After less than 20 years on the list, the U.S. Fish and Wildlife Service is proposing the removal of a flowering plant from the list of threatened species. The pink and white Colorado butterfly plant grows up to three feet tall and along waterways in southeast Wyoming and Colorado’s Front Range but urban encroachment nearly wiped it out.
The Center for Biological Diversity’s Michael Robinson said the plant was killed off in Nebraska but that private landowners, the city of Fort Collins and F.E. Warren Airforce Base in Cheyenne worked together to save the plant in Wyoming and Colorado. He said the plant made a comeback after mowing, haying and livestock were reduced.

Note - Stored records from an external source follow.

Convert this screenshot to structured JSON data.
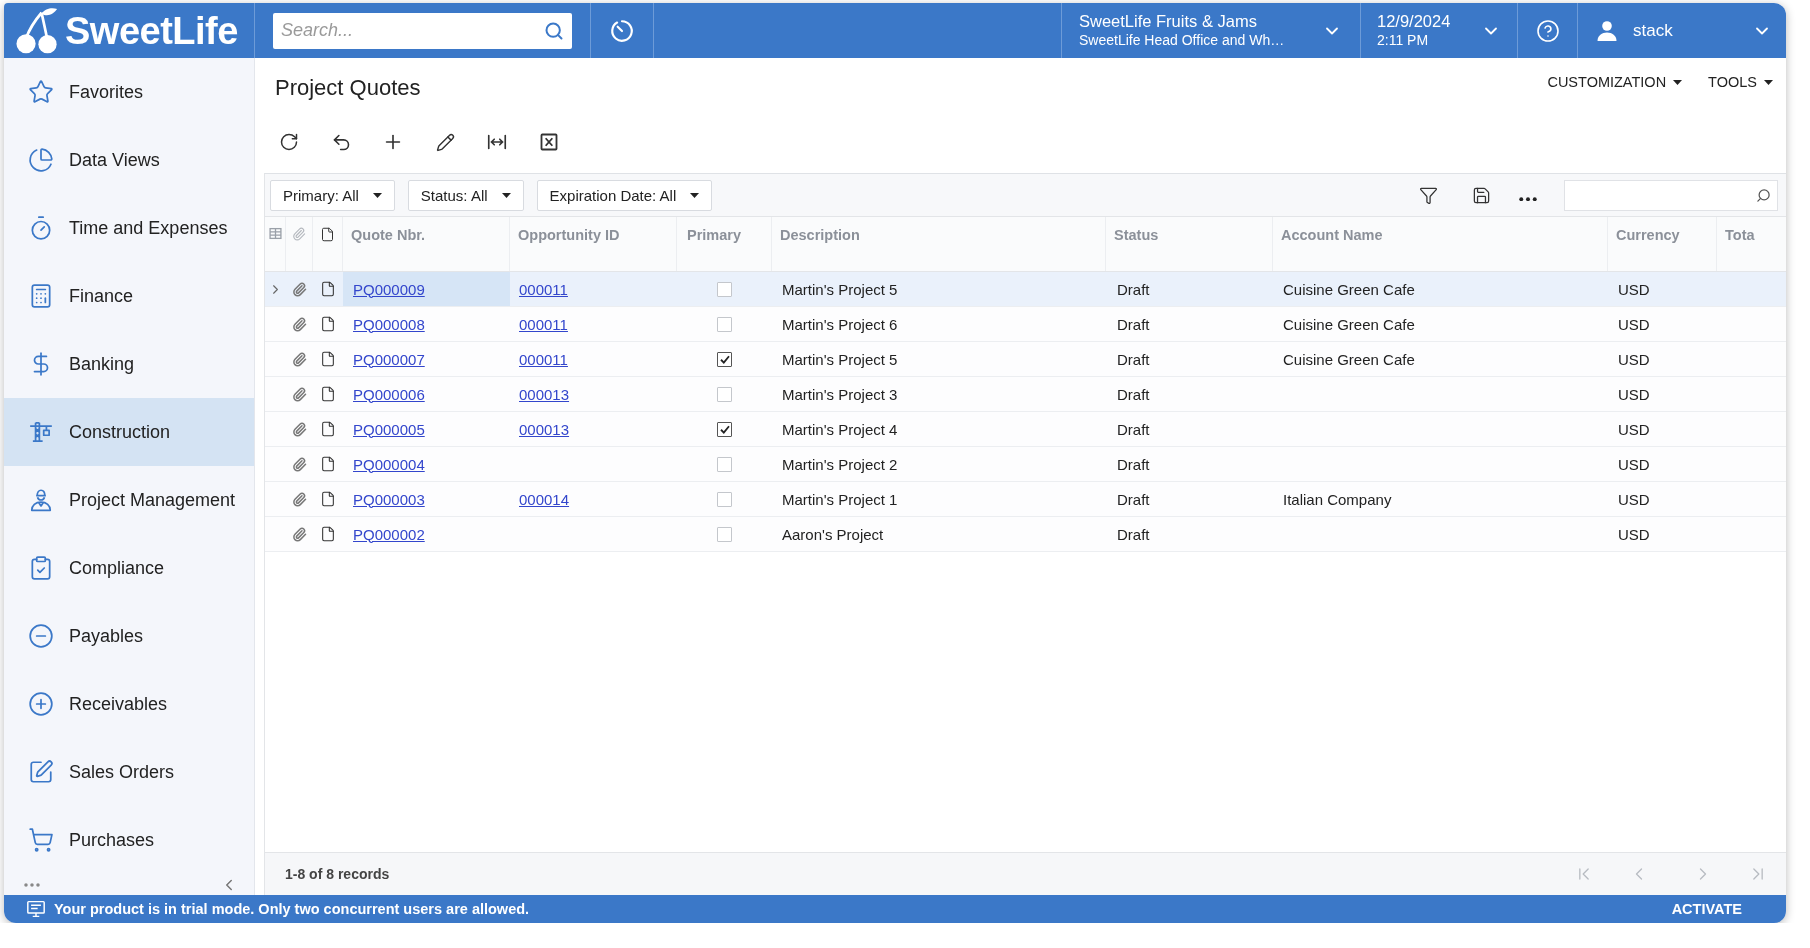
{
  "header": {
    "logo": "SweetLife",
    "search": {
      "placeholder": "Search..."
    },
    "company": {
      "name": "SweetLife Fruits & Jams",
      "branch": "SweetLife Head Office and Wh…"
    },
    "datetime": {
      "date": "12/9/2024",
      "time": "2:11 PM"
    },
    "user": {
      "name": "stack"
    }
  },
  "sidebar": {
    "items": [
      {
        "label": "Favorites",
        "selected": false
      },
      {
        "label": "Data Views",
        "selected": false
      },
      {
        "label": "Time and Expenses",
        "selected": false
      },
      {
        "label": "Finance",
        "selected": false
      },
      {
        "label": "Banking",
        "selected": false
      },
      {
        "label": "Construction",
        "selected": true
      },
      {
        "label": "Project Management",
        "selected": false
      },
      {
        "label": "Compliance",
        "selected": false
      },
      {
        "label": "Payables",
        "selected": false
      },
      {
        "label": "Receivables",
        "selected": false
      },
      {
        "label": "Sales Orders",
        "selected": false
      },
      {
        "label": "Purchases",
        "selected": false
      }
    ]
  },
  "page": {
    "title": "Project Quotes",
    "menus": [
      "CUSTOMIZATION",
      "TOOLS"
    ]
  },
  "grid": {
    "filters": [
      "Primary: All",
      "Status: All",
      "Expiration Date: All"
    ],
    "columns": [
      "Quote Nbr.",
      "Opportunity ID",
      "Primary",
      "Description",
      "Status",
      "Account Name",
      "Currency",
      "Tota"
    ],
    "rows": [
      {
        "selected": true,
        "quote_nbr": "PQ000009",
        "opportunity_id": "000011",
        "primary": false,
        "description": "Martin's Project 5",
        "status": "Draft",
        "account_name": "Cuisine Green Cafe",
        "currency": "USD"
      },
      {
        "selected": false,
        "quote_nbr": "PQ000008",
        "opportunity_id": "000011",
        "primary": false,
        "description": "Martin's Project 6",
        "status": "Draft",
        "account_name": "Cuisine Green Cafe",
        "currency": "USD"
      },
      {
        "selected": false,
        "quote_nbr": "PQ000007",
        "opportunity_id": "000011",
        "primary": true,
        "description": "Martin's Project 5",
        "status": "Draft",
        "account_name": "Cuisine Green Cafe",
        "currency": "USD"
      },
      {
        "selected": false,
        "quote_nbr": "PQ000006",
        "opportunity_id": "000013",
        "primary": false,
        "description": "Martin's Project 3",
        "status": "Draft",
        "currency": "USD"
      },
      {
        "selected": false,
        "quote_nbr": "PQ000005",
        "opportunity_id": "000013",
        "primary": true,
        "description": "Martin's Project 4",
        "status": "Draft",
        "currency": "USD"
      },
      {
        "selected": false,
        "quote_nbr": "PQ000004",
        "primary": false,
        "description": "Martin's Project 2",
        "status": "Draft",
        "currency": "USD"
      },
      {
        "selected": false,
        "quote_nbr": "PQ000003",
        "opportunity_id": "000014",
        "primary": false,
        "description": "Martin's Project 1",
        "status": "Draft",
        "account_name": "Italian Company",
        "currency": "USD"
      },
      {
        "selected": false,
        "quote_nbr": "PQ000002",
        "primary": false,
        "description": "Aaron's Project",
        "status": "Draft",
        "currency": "USD"
      }
    ],
    "records": "1-8 of 8 records"
  },
  "status_bar": {
    "message": "Your product is in trial mode. Only two concurrent users are allowed.",
    "action": "ACTIVATE"
  }
}
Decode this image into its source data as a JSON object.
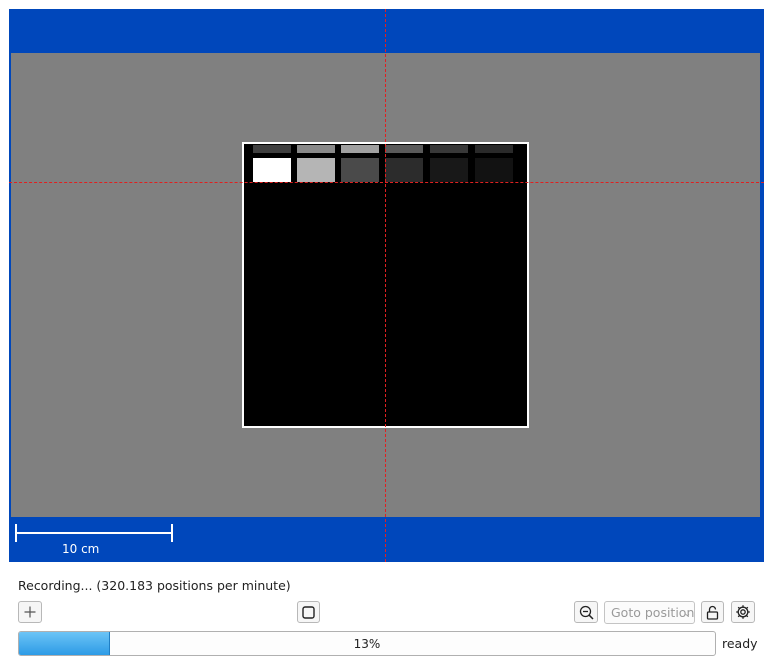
{
  "viewer": {
    "frame_color": "#0047bb",
    "background_color": "#808080",
    "crosshair_color": "#e02020",
    "scale_label": "10 cm",
    "scan_rows": [
      [
        {
          "shade": "#404040"
        },
        {
          "shade": "#8a8a8a"
        },
        {
          "shade": "#a0a0a0"
        },
        {
          "shade": "#5a5a5a"
        },
        {
          "shade": "#383838"
        },
        {
          "shade": "#2a2a2a"
        }
      ],
      [
        {
          "shade": "#ffffff"
        },
        {
          "shade": "#b5b5b5"
        },
        {
          "shade": "#4a4a4a"
        },
        {
          "shade": "#2c2c2c"
        },
        {
          "shade": "#181818"
        },
        {
          "shade": "#121212"
        }
      ]
    ]
  },
  "status": {
    "recording_text": "Recording... (320.183 positions per minute)",
    "ready_text": "ready"
  },
  "toolbar": {
    "add_icon": "plus-icon",
    "stop_icon": "square-icon",
    "zoom_out_icon": "zoom-out-icon",
    "goto_placeholder": "Goto position",
    "lock_icon": "lock-icon",
    "settings_icon": "gear-icon"
  },
  "progress": {
    "value": 0.13,
    "label": "13%"
  }
}
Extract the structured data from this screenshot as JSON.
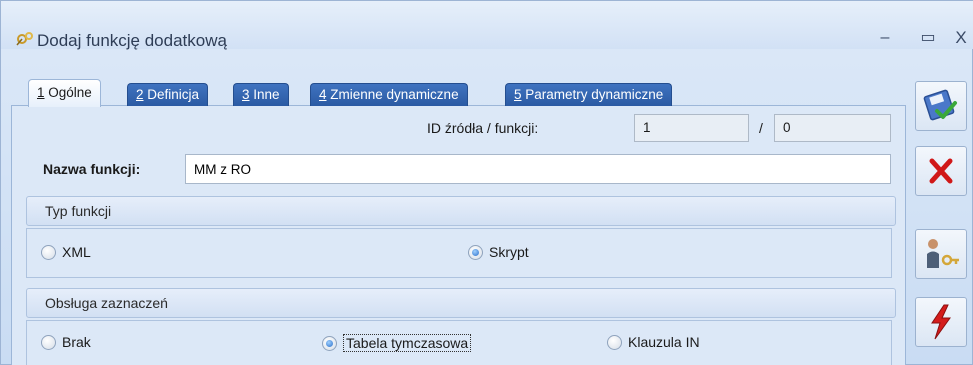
{
  "window": {
    "title": "Dodaj funkcję dodatkową",
    "minimize_label": "–",
    "maximize_label": "▭",
    "close_label": "X"
  },
  "tabs": [
    {
      "num": "1",
      "label": " Ogólne",
      "active": true
    },
    {
      "num": "2",
      "label": " Definicja",
      "active": false
    },
    {
      "num": "3",
      "label": " Inne",
      "active": false
    },
    {
      "num": "4",
      "label": " Zmienne dynamiczne",
      "active": false
    },
    {
      "num": "5",
      "label": " Parametry dynamiczne",
      "active": false
    }
  ],
  "general": {
    "id_label": "ID źródła / funkcji:",
    "id_source": "1",
    "slash": "/",
    "id_function": "0",
    "name_label": "Nazwa funkcji:",
    "name_value": "MM z RO"
  },
  "function_type": {
    "header": "Typ funkcji",
    "options": [
      {
        "label": "XML",
        "selected": false
      },
      {
        "label": "Skrypt",
        "selected": true
      }
    ]
  },
  "selection_handling": {
    "header": "Obsługa zaznaczeń",
    "options": [
      {
        "label": "Brak",
        "selected": false
      },
      {
        "label": "Tabela tymczasowa",
        "selected": true
      },
      {
        "label": "Klauzula IN",
        "selected": false
      }
    ]
  },
  "colors": {
    "tab_blue": "#2b5aa3",
    "panel_bg": "#dce8f7",
    "cancel_red": "#d01818",
    "save_green": "#3aa83a"
  }
}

“So some commonsense ideas like that were quantified and confirmed have helped quite a few landowners to make relatively small-scale changes in management that have had a really big benefit for the Colorado butterfly plant,” said Robinson.
Robinson said critics of the Endangered Species Act complain that it’s too hard to remove species from the endangered species list but that less controversial species that receive ample funding can recover and get off quickly.
“In the case of the Colorado butterfly plant, it just didn’t come with any enemies unlike, for example, wolves and grizzly bears and other species that have frankly been demonized by special interest groups, then a lot of rapid progress can be made again, even in the face of a lot of development pressure.”
Robinson said, even if the plant is delisted, it will still be protected by conservation easements and continued monitoring. Public comment will be taken through the Fish and Wildlife Service through August 7.